Nichole Anderson was awarded a $260,000 grant from the U.S. Department of Agriculture’s Higher Education Challenge program.
Virtual reality (VR) has taken the world by storm. The technology allows people to have simulated experiences that replicate real-life scenarios. This allows a person to interact, look and move around in an artificial world that feels very much like reality.
VR technology is most popularly used for gaming. But this use only scratches the surface of its capabilities. It can be used as a tool to enrich learning and teaching methods by allowing people to enter an artificial world and gain valuable experience.
Nichole Anderson, an assistant professor of animal welfare, continues a project she began the University of Missouri that gives the Texas Tech School of Veterinary Medicine in Amarillo an opportunity to implement VR into student learning and success.
Anderson was awarded a $260,000 grant from the U.S. Department of Agriculture (USDA) Higher Education Challenge (HEC) program for her project entitled, “Using Virtual Reality to Increase Student Understanding and Interest in Farm Animal Welfare.”
Anderson is joined by Christopher Byrd from North Dakota State University. Together, they will investigate an additional mechanism for students to gain on-farm experience through VR modules, created by a VR company called Be More Colorful, focusing on swine and dairy production systems, and welfare issues they might potentially come across while working in the livestock industry.
“Why not figure out a way to use virtual reality to help teach students?” said Anderson. “Virtual reality is becoming common practice in medical teaching but has barely been utilized in agriculture. VR will allow students to access an environment regardless of distance, weather, experience, biosecurity, or any other factors that might make it difficult to visit in real life. I am excited to be able to present to students those real-life situations with real farms in a virtual environment.”
Anderson and Byrd have three objectives as part of the project. The first is to create, develop and evaluate the use of VR modules in an entry-level course to increase student interest and understanding of swine and dairy production systems. Second, they will create, develop and evaluate the use of VR-based animal welfare case studies that can be introduced in upper-level animal welfare, capstone production, or first-year graduate/veterinary courses.
Lastly, they will provide training opportunities for animal science-related faculty at other U.S. institutions to utilize and assess the success of the VR modules in their own classrooms.

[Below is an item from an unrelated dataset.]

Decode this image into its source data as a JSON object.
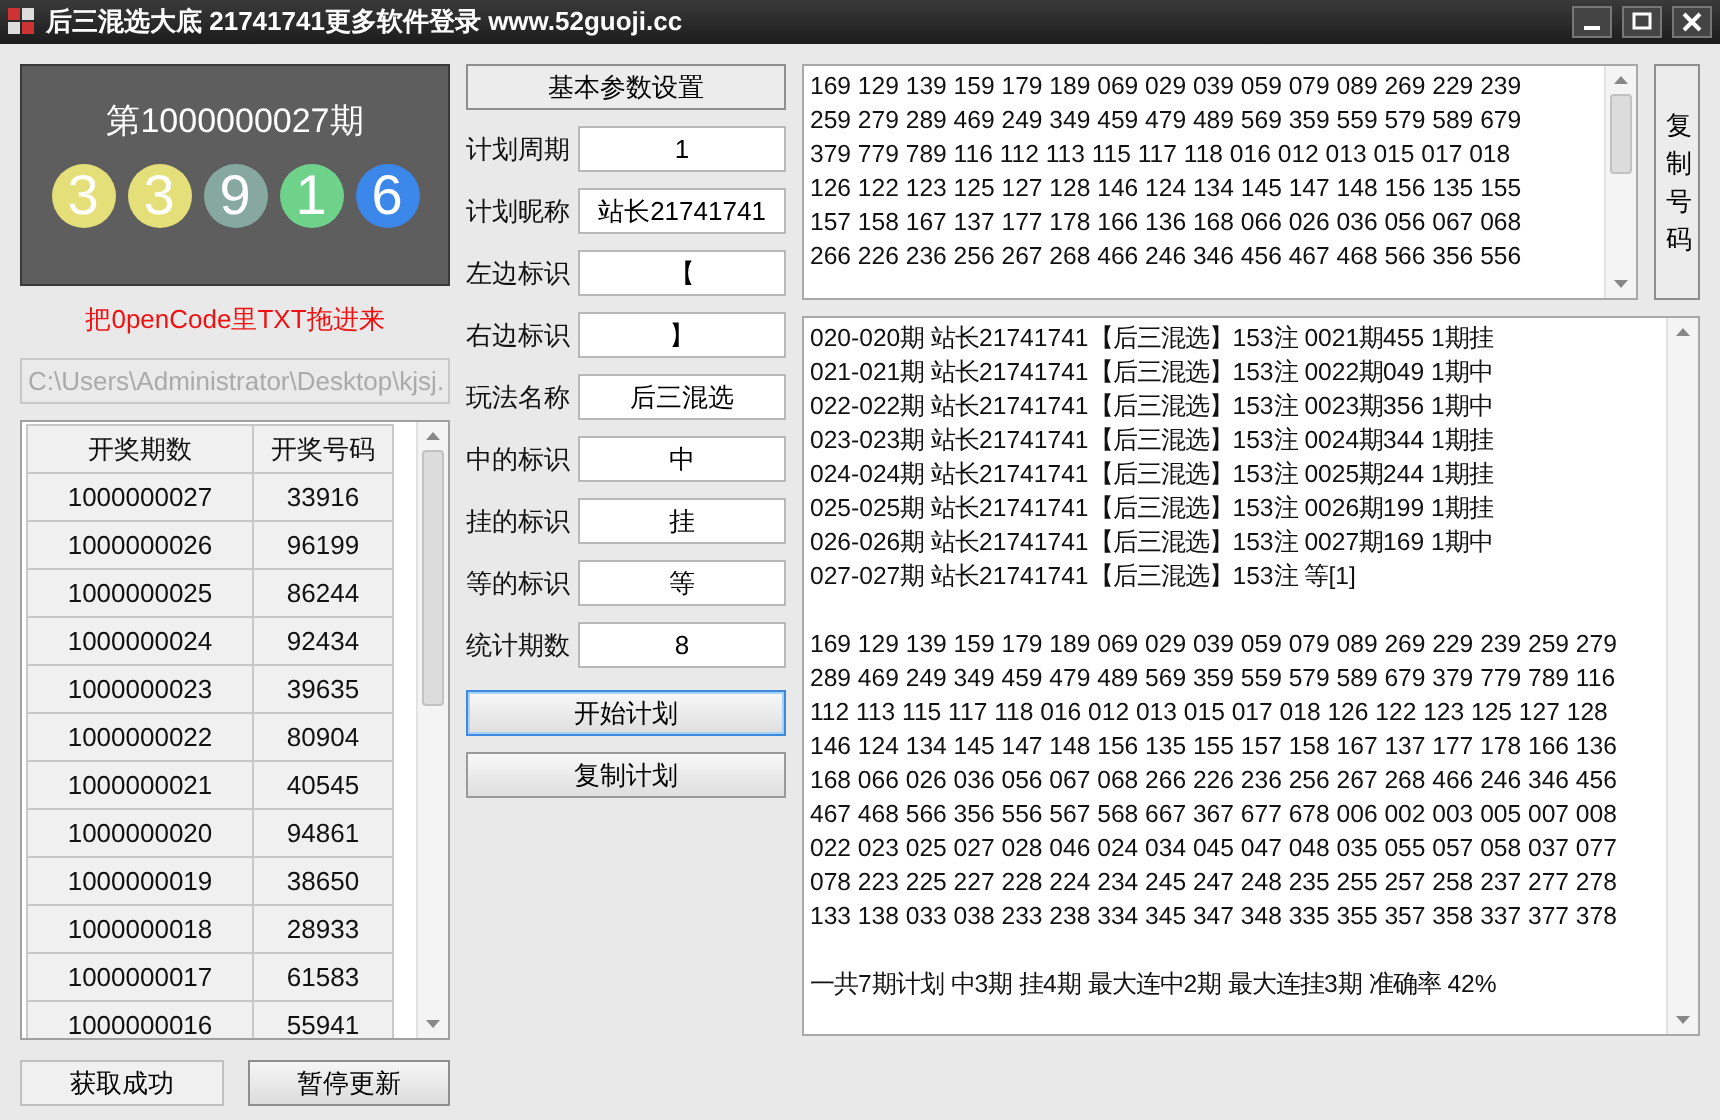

“We are so fortunate to have Dr. Anderson join our school. She immediately launched her research program in animal welfare, including projects of heat stress and pain management and how these are impacting cattle, as well as continue her passion in teaching on animal welfare-related topics,” said Thu ‘Annelise' Nguyen, associate dean for research and professor of toxicology. “This award validates her interest in advancing animal welfare education and improve management practices and subsequently provide good care and reduce stress and pain to animals.”
Anderson wasted no time in launching the project into the next phase. A prototype module, which takes a person into an immersive journey through both pig and dairy farms, has been developed. Now, this prototype is being shown to different swine and dairy productions so they can begin partnering with farms to develop more succinct modules that will help give students the best possible opportunity to engage virtually in an animal production and welfare environment.
Anderson's innovation paves the way for the future of learning. As the next steps unfold, Anderson will continue using cutting-edge technology to combine her expertise of animal welfare with student learning and experience so students have a chance to achieve excellence.
About the School of Veterinary Medicine
Thanks to the generosity of Amarillo and communities across Texas and the commitment of legislators from around the state, the Texas Tech University School of Veterinary Medicine in Amarillo was established in 2018. In March 2021, the school was granted the all-important status of Provisional Accreditation from the American Veterinary Medical Association (AVMA) Council on Education (COE) and welcomed its first cohort of students in August of that year.
The School of Veterinary Medicine recruits and selects students with a passion to serve rural and regional communities. Its curriculum focuses on the competencies and skills necessary for success in practice types that support these communities. Texas Tech's innovative and cost-efficient model partners with the wider community of veterinary practices across the state to provide clinical, real-world experiential learning.